It's easy for a Pharisee to consider those believers as heartless people who just don't "get it". When we set the bar extremely high it eliminates most people from participating. History is our witness: Of the millions of confessing believers throughout the ages there were a lot of regular Joes who did the best they could, got it wrong a lot, did some good and they are just as much part of God's family as the "radical" church planter who gave up a potentially lucrative career to start a new ministry in an area with high levels of poverty. Get over yourself Hall.

We could be horrified at seeing a believer settle for "good enough" when greatness is right around the corner (with only a few dozen major sacrifices thrown into the mix in order to achieve it). Suddenly our faith is so exclusive as to eliminate most people. My calling is probably not their calling. I also am drawn to some puritanical teaching which can lead me to beat myself up in an attempt to achieve great, personal piety. That makes me someone who needs to recognize that when Jesus calls the weak and weary to Himself, He offers them rest. 

Thinning the Herd.

While it would be easy for me as a church planter to focus on those farthest from God (and yes, we love reaching those farthest from God) but when we read about the people Jesus spent time with it was not usually pagan people but, as Osborne says, people who thought they were "in" because they grew up in the church. They got enough gospel or Jesus to be okay despite their lives of sin. These people have a place at the table and need to be ministered to.

But it's these "lukewarm" Christians that really stick in the craw of a modern-day Pharisee. "Whenever our passionate pursuit of radically committed Christianity results in writing off or shooing away or otherwise taking it upon ourselves to spit out people who lag behind (even way behind), something has gone terribly wrong. We can no longer claim to be aligned with the heart of Jesus."

The New Legalism.

The middle section of the book was pretty timely given the recent best selling books for Christian leaders. Without explicitly calling out specific teachers, he does indeed call out some of their teaching. More helpful, he calls out the dangerous outcomes or side-affects of such teaching. Keep the passion, but left unbridled watch out for where it takes you.
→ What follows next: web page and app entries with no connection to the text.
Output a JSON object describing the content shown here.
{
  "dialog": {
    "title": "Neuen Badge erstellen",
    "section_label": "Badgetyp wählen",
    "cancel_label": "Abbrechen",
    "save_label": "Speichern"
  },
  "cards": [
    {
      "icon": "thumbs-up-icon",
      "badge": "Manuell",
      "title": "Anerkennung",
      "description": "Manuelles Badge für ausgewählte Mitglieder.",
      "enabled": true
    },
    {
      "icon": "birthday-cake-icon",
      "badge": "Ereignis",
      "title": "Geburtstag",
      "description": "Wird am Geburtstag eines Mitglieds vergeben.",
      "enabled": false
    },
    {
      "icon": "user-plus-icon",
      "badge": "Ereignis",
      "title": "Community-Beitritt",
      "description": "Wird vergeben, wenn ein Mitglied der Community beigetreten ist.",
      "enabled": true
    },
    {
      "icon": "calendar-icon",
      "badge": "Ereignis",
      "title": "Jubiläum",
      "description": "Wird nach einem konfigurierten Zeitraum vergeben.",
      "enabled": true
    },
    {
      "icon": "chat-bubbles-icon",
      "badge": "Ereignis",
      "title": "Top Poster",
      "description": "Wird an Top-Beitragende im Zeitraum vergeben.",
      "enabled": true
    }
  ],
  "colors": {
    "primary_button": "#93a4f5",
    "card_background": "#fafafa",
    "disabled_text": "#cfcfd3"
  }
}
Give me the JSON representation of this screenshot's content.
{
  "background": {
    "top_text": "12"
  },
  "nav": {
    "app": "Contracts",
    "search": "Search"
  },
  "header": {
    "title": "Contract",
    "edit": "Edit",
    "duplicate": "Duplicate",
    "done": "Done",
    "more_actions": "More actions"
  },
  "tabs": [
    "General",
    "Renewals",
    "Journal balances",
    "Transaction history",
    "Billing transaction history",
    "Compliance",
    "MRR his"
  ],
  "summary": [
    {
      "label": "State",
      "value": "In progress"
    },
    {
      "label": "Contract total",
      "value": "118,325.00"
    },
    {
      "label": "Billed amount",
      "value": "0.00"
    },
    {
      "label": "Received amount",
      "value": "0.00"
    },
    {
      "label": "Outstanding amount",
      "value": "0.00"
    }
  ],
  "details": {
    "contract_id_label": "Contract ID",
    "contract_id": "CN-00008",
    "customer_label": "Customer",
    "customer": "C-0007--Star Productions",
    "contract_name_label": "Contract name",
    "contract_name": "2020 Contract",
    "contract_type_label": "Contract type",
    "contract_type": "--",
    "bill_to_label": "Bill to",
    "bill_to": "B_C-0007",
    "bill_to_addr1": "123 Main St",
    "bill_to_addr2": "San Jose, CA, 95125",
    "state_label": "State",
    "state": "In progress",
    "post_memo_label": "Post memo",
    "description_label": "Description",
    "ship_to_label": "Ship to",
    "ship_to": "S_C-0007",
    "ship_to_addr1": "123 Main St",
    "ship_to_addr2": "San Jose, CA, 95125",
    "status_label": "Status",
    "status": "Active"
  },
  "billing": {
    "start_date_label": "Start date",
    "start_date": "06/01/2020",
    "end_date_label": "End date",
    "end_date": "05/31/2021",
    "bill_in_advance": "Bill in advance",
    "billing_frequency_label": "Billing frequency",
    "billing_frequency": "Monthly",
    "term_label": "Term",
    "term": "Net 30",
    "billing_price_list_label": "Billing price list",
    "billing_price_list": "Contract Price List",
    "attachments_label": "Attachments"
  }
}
He believes we Pharisees love litmus tests. And modern Pharisees are keen to have lots of tests. “If you’re passionate about justice, the needs of the poor, and orphans, you probably struggle with people who aren’t’. Your temptation to write them off as uninformed, selfish, or coldhearted. Don’t fall for it."

“If you live green, care for the planet, recycle, and ride your bike to work, you’ll be tempted to look down on those who don’t."

“If you spend more time than most thinking deeply about theology, read books written by dead guys, and do your Bible study in the original Hebrew and Greek, you’ll be sorely tempted to look down on those who think the last book in the Bible is called Revelations, and on those who think the last book in the Old Testament was written by an Italian named Ma-la-chi."

"A luxury car in the driveway or an expensive house to a 'radical' legalist is what a cold beer was to and old school legalist."

"'Missional' Pharisees see large church buildings and assume a watered-down gospel. o 'Gospel-centered' Pharisees use our theological grid to rule out fellowship with other believers outside our grid. This is straight up snobbery at its worst."

Extra Rules. Extra Fences.

If drunkenness is sinful, then drinking is sin because it leads to drunkenness. Hard to argue since they are logical extensions of biblical commands. But when implications become commands we lose our freedom in Christ. Extra rules and fences destroy freedom. And freedom "drives the fledgling legalist within all of us crazy."

If freedom drives that little legalist crazy, then mercy most likely does as well. We like to crack the whip on wrongdoers who can't keep up. But as Jesus demonstrates, mercy isn't weakness and it's not compromise.

A Helpful Litte Book.

Accidental Pharisees is a very helpful little book. If you are a budding church planter or are considering ministry, read it. You'll thank me. You can pick up a paper copy or Kindle version here, starting at only $7.69.